If adopted, these proposals will:
- Lead to official labelling of organizations as foreign agents.
- Give the authorities broad powers to subject CSOs to financial inspections without any specific violation of the law, simply for the fact that the organization has received foreign funding. In addition, they give the authorities the possibility to impose two sanctions for the same violation (failing to submit a declaration for receipt of foreign funding) – a financial sanction and suspension of the public benefit status.
- Provide the possibility to terminate a CSO for a minor breach of the law (not declaring foreign funding).
- Create discriminatory treatment for CSOs by requiring them to declare income from foreign sources while there is no similar requirement for private companies.
- Subject chairpersons and Board members of CSOs with foreign funding to the obligation to submit declarations of their income and property that will be made public. Such a requirement may affect any Board members of any CSO that receives
any amount of foreign funding and force them to terminate their membership and even stop working or being involved in a CSO in general.
- Open the possibility for the executive authorities to impose additional burdens as the regulation related to declaring foreign funding is left to the discretion of the Ministry of Finance and the law does not define what is considered a foreign individual or a foreign company.
- Discriminate CSOs comparing to other private sector actors (companies) by requiring for them higher reporting responsibilities applicable to state actors.
These proposals happen at a time when numerous representatives of this political coalition (United Patriots) have launched verbal attacks against CSOs, e.g. the former Minister of Environment and Waters declared that “natural disasters have caused less damage than environmental activists”, the Minister of Defense criticized the fact that institutions take into
consideration CSO opinions and referred to them as “structures that call themselves civil society whom no one has elected for anything”. In 2019 representatives of United Patriots requested the termination of one of the biggest and oldest human rights organizations, the Bulgarian Helsinki Committee, for being unconstitutional.
With regard to the Civil Society Development Council, after more than 2 years delay the procedure for its establishment was finally initiated in February 2020. In May 2020 the results from one of a kind, transparent, electronic voting, were publicly announced and 14 CSOs were elected as members of the Council. On 10 June 2020, after the results were made public, the 4 Committee for Combating Corruption and Confiscation of Illegally Acquired Property decided o exercise for the first time its power to analyse areas with potential for corruption and propose legislative changes. It issued a statement that the Regulation of the Civil Society Development Council needs to be amended because it does not follow the principles of publicity and transparency and prevention of conflict of interests.
Active civil society is a core element of European society and any attacks against the very existence of CSOs are attacks against the EU and its values. In view of this, we ask you as representatives of the EU institutions:

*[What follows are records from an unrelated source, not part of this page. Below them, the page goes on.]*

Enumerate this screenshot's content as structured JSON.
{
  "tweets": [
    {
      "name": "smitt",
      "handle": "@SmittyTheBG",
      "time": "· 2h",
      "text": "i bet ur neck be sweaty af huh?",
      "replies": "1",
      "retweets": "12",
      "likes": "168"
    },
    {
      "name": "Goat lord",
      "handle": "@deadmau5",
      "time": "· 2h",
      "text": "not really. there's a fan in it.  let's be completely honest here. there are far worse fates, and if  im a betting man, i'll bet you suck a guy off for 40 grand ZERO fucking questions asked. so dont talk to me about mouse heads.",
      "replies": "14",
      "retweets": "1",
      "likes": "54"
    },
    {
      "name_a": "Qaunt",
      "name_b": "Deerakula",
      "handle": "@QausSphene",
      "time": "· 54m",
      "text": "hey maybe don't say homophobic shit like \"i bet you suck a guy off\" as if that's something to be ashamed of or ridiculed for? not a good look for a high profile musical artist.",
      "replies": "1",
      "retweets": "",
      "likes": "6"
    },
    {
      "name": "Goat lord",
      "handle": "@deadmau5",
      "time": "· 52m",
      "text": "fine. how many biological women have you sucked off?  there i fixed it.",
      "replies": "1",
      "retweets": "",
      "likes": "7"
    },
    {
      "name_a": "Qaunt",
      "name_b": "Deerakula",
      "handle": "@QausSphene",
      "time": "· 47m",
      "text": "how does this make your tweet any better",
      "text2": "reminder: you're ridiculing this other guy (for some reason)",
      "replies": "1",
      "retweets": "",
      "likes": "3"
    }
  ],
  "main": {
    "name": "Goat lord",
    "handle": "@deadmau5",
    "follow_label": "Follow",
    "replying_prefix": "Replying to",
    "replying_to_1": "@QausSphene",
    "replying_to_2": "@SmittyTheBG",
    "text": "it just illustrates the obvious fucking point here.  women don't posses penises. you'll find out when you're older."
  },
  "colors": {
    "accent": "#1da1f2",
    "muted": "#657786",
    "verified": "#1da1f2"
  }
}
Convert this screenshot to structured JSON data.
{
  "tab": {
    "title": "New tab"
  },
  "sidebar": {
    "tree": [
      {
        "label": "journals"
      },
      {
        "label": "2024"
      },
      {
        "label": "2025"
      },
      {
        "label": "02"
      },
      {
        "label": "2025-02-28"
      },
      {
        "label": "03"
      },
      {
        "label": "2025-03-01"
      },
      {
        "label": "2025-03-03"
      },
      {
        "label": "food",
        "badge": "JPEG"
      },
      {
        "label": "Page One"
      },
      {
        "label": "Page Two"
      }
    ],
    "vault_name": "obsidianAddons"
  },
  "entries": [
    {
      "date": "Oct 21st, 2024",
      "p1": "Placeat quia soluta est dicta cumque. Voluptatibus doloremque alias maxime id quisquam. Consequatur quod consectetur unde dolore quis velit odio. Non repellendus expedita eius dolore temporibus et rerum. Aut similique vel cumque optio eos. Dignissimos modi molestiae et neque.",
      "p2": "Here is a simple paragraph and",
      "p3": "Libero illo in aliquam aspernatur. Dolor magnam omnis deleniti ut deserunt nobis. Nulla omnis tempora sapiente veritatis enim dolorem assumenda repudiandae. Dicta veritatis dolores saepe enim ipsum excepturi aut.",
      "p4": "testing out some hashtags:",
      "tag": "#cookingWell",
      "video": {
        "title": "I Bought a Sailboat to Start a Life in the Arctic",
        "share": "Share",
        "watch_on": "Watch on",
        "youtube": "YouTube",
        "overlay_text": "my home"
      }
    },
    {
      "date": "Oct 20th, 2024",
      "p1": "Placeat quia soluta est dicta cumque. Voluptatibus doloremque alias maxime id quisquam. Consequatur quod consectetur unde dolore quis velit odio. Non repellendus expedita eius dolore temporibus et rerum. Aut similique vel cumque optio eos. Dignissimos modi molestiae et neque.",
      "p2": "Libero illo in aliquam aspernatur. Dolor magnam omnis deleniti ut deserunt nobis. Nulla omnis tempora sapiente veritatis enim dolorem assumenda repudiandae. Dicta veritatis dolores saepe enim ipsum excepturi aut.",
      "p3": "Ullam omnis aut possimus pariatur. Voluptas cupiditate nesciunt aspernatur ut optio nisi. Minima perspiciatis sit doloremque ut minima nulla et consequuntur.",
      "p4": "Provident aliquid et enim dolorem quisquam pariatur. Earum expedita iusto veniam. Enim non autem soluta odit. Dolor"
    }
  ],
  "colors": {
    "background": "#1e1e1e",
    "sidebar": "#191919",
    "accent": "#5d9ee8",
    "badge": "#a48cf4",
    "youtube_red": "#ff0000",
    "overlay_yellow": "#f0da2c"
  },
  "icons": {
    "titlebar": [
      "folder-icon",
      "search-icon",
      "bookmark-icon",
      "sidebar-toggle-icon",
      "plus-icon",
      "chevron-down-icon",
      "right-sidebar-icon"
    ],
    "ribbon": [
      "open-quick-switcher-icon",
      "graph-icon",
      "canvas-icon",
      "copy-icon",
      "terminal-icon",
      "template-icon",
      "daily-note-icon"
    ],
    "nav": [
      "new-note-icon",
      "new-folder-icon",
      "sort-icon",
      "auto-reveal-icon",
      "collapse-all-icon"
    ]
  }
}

- To come up with a clear public statement on the importance of civil society and the disturbing processes going on in the country;
- To urge the Bulgarian parliament and government to work towards protecting civic space and standing against hate campaigns questioning the very need for civil society organizations